### [TASK DESCRIPTION]
Count the lines below with the string "title" in them. Only the number should be given.

### [DATA FOR PROCESSING]
========================================================================

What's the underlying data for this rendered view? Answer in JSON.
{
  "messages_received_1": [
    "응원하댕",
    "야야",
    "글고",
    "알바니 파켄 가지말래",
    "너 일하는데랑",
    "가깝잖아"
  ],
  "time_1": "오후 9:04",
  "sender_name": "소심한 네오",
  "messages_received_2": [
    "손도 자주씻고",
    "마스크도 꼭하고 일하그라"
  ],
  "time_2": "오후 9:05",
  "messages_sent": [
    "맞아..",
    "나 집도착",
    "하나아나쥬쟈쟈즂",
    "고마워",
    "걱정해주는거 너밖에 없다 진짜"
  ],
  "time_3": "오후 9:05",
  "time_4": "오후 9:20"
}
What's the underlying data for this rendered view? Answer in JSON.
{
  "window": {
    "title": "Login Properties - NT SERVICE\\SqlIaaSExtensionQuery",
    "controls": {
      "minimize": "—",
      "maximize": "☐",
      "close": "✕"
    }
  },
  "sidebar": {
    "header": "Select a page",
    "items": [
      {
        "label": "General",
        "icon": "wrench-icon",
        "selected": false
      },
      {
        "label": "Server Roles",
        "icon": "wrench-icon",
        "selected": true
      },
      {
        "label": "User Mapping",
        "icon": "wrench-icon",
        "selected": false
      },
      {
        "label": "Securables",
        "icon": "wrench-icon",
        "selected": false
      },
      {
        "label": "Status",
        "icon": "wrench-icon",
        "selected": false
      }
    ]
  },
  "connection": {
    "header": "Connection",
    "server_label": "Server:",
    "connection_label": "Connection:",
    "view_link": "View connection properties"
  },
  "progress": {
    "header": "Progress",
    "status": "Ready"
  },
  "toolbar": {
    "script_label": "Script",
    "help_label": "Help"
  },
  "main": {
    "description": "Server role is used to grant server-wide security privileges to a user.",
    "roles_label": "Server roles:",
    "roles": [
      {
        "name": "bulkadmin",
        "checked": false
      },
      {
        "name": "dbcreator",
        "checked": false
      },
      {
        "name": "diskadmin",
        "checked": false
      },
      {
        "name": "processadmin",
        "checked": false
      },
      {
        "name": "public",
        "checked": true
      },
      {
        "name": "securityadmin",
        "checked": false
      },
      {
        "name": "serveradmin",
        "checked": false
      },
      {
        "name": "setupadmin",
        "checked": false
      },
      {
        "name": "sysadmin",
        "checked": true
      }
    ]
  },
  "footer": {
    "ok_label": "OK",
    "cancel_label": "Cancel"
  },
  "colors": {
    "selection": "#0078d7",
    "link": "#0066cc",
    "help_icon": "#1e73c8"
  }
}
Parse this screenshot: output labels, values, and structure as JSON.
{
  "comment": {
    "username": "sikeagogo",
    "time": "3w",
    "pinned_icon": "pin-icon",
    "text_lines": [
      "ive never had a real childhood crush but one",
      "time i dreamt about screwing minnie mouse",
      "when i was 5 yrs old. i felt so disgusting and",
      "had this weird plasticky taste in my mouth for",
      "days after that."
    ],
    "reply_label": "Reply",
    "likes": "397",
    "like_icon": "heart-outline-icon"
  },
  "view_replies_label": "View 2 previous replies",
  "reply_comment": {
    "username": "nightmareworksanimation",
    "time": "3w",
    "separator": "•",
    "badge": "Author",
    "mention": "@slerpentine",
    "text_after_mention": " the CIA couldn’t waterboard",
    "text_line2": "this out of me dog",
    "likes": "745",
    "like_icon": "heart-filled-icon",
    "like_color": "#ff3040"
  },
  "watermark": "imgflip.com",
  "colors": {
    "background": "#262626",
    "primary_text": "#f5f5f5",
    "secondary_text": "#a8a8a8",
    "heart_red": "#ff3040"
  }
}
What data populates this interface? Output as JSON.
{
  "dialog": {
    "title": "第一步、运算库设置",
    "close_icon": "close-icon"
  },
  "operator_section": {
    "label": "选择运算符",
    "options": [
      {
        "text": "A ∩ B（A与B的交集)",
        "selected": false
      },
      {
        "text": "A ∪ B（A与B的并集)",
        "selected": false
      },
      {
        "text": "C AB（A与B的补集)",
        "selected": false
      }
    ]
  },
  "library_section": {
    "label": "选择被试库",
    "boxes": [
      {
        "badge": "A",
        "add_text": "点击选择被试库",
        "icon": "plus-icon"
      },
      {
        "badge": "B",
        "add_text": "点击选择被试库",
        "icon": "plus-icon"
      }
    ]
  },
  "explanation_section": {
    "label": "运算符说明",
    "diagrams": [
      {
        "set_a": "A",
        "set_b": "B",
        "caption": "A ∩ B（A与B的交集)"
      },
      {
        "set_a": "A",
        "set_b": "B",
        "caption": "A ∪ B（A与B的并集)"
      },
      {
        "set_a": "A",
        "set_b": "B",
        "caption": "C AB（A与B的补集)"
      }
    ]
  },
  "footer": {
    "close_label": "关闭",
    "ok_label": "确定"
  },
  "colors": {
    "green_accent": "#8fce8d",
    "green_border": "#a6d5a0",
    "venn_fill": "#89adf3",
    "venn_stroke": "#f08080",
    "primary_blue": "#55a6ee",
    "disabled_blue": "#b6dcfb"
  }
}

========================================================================

### [TASK RESULT]
2